Start of Block
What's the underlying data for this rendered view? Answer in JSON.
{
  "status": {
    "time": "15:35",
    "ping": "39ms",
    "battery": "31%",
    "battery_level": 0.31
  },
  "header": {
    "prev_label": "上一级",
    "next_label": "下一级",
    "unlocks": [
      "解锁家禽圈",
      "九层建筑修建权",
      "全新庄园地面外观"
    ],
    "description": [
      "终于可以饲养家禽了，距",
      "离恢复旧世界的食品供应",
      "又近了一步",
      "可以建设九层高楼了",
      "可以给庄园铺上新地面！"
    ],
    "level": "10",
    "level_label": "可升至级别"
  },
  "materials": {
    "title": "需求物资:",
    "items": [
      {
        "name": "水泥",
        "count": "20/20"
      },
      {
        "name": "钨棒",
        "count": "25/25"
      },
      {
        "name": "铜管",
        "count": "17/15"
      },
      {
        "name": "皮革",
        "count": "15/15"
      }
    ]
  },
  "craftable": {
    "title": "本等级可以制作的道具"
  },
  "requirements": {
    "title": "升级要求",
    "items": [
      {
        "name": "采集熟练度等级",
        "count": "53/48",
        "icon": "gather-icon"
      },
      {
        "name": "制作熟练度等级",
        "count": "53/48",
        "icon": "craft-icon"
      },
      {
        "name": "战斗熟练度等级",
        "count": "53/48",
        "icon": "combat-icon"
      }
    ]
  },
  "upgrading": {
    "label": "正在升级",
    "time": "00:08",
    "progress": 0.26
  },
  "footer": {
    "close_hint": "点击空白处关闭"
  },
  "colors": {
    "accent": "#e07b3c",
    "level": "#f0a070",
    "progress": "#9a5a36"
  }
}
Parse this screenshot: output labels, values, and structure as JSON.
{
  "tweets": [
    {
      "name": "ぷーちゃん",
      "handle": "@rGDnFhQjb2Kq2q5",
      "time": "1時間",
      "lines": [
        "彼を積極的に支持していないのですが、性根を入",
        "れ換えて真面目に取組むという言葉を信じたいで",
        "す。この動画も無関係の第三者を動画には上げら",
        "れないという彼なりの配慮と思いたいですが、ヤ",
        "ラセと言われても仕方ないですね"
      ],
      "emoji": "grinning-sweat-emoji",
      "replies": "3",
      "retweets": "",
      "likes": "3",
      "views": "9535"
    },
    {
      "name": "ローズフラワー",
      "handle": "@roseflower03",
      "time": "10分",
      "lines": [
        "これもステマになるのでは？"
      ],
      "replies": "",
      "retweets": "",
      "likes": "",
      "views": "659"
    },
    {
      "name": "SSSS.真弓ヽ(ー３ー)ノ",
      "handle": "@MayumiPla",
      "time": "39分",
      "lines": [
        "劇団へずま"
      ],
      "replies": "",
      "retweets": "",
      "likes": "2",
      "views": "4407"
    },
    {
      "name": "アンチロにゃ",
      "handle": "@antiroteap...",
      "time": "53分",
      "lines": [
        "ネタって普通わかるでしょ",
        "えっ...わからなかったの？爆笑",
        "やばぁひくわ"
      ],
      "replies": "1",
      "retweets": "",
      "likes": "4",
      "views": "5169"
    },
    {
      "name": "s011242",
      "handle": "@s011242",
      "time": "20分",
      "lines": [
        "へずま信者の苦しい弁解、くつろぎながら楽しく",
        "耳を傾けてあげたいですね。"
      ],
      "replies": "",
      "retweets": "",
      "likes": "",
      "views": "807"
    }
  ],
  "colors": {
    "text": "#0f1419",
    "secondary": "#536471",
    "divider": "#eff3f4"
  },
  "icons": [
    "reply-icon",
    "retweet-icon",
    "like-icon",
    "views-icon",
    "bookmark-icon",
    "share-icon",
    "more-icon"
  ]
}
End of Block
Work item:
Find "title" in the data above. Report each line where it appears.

Response to this exercise:
    "title": "需求物资:",
    "title": "本等级可以制作的道具"
    "title": "升级要求",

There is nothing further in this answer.